The assassination of Mahatma Gandhi left people stunned. Learn about the life, teachings, and assassination of Gandhi with Ira Riklis.
Born October 2, 1869, Mohandas Karamchand Gandhi was the son of a deeply religious mother who brought him up in the ways of Jainism, a religion of India that promoted non-violence. His father was an official in India and does not appear much in writings about Gandhi.
Following the teachings of Jainism and worshiping the Hindu god Vishnu, Gandhi engaged in fasting as well as becoming a vegetarian. Gandhi likely had little idea that he would become such an influence on the people who followed him and embraced him as Mahatma, meaning “Great soul,” or “Great teacher.” An assassin’s bullet took his life on January 30, 1948.
Learn some of the details of Gandhi’s life, his assassination, and the fate of the assassins.
Early Adult Life And Education
As a young man, Gandhi took the opportunity to go to London and study law. He was not an outstanding student in 1888 and returned to India a few years later. Still unable to find suitable work, he seized upon the opportunity to go to South Africa for a one-year contracted position.
While in Natal, he discovered firsthand the depths of deep-seated racism against Indians, including himself. Laborers from India were also forced to endure laws restricting their rights.
Although subjected to intense racism, he decided to remain in South Africa at the end of his contract, fighting for his own rights and those of other individuals from India. He was determined to fight against the injustices they suffered. This was his first moment of known outspokenness and fight against racism and injustices inflicted upon others.
Forming Natal Indian Congress, his efforts drew worldwide attention to injustices against Indians working and living in South Africa. Yet, the government sought to restrict the rights of Indians even more.
It was at this time that Gandhi organized his first mass civil disobedience campaign. It took years to negotiate an agreement with officials, promising better treatment of Indians.
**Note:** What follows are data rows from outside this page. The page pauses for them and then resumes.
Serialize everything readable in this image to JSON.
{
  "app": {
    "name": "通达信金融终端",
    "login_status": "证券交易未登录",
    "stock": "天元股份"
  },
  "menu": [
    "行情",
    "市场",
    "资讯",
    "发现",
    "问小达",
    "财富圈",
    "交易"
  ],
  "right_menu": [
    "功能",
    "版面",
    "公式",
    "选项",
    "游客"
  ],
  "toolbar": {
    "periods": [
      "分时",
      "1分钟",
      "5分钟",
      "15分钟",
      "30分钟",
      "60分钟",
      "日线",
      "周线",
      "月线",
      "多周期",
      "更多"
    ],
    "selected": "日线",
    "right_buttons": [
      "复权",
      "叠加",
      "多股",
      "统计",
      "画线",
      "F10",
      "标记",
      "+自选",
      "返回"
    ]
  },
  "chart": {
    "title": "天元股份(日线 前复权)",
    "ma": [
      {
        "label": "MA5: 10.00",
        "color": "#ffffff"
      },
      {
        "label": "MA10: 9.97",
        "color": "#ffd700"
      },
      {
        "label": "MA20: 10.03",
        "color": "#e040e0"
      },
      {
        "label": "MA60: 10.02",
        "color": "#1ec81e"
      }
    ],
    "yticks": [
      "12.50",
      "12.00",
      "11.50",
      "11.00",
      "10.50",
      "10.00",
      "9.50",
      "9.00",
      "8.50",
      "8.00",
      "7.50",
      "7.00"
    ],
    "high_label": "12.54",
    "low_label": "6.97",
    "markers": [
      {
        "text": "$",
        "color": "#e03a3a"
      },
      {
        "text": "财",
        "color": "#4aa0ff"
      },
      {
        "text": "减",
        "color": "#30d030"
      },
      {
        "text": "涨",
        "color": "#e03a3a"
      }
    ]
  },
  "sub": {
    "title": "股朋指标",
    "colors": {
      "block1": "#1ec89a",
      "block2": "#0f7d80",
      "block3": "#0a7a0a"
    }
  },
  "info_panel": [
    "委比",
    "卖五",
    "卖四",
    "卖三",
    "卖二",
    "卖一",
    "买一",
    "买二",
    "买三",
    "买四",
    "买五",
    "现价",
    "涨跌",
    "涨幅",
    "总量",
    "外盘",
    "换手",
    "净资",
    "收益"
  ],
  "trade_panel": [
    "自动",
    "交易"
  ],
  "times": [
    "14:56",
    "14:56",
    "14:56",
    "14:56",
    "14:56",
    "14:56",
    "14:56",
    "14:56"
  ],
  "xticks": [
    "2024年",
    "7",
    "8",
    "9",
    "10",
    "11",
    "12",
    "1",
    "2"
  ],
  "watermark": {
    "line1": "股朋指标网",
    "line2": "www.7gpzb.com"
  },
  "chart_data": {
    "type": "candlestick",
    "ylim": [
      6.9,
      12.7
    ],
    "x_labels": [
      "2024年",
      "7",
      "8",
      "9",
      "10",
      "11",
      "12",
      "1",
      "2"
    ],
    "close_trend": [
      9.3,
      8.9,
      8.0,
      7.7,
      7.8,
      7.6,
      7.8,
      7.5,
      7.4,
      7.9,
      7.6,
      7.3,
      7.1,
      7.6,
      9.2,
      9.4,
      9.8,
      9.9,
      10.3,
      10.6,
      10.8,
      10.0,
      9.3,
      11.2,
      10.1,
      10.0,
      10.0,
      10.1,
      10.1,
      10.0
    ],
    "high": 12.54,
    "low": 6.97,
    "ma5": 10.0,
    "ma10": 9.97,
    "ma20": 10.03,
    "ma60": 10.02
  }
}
Gandhi Becomes Mahatma Gandhi
While living in South Africa, Gandhi immersed himself in Hindu spiritual texts and studied world religions. Biography quotes Gandhi, “The religious spirit within me became a living force.”
Living a simple life, Gandhi returned to India in 1914 and became involved in protests against Britain’s mandated military draft of Indians in 1919. Just one year later, he became recognized as India’s leader and father in the fight for Indian independence. However, he ended the Satyagraha after the violence began. British officials sent him to prison.
Upon his release, he engaged in politics again, making demands for the people of India, particularly the poor. Again, he was arrested in 1932 and went on a six-day fast. When word of his hunger strike got out, Britain amended a proposal that segregated those at India’s lowest-level caste.
After launching a “Quit India” campaign that called for complete withdrawal of the British from India, officials responded by imprisoning Gandhi again, this time until 1944. His repeated efforts to fight for rights of people and the independence of India catapulted him to his role as father and spiritual leader in the fight for the independence of India.
The New York Times and media sources around the world broke the news of Gandhi’s assassination on January 30, 1948, leaving his worldwide followers mourning the loss of a great spiritual leader and in shock over the news.
Proceeding from the Biria House gardens to a pergola where he would provide his daily message at a prayer meeting, an assassin stepped forward from the crowd and fired several shots at Gandhi as he walked with his two granddaughters at his side.
Onlookers quickly subdued the gunman while others rushed Gandhi from the scene. He died a short time thereafter.
On November 15, 1949, the assassin, Nathuram V. Godse, and an accomplice were hanged for the assassination of Gandhi. Maps of India reports that Godse was “Unapologetic.”
Gandhi’s teachings still live on.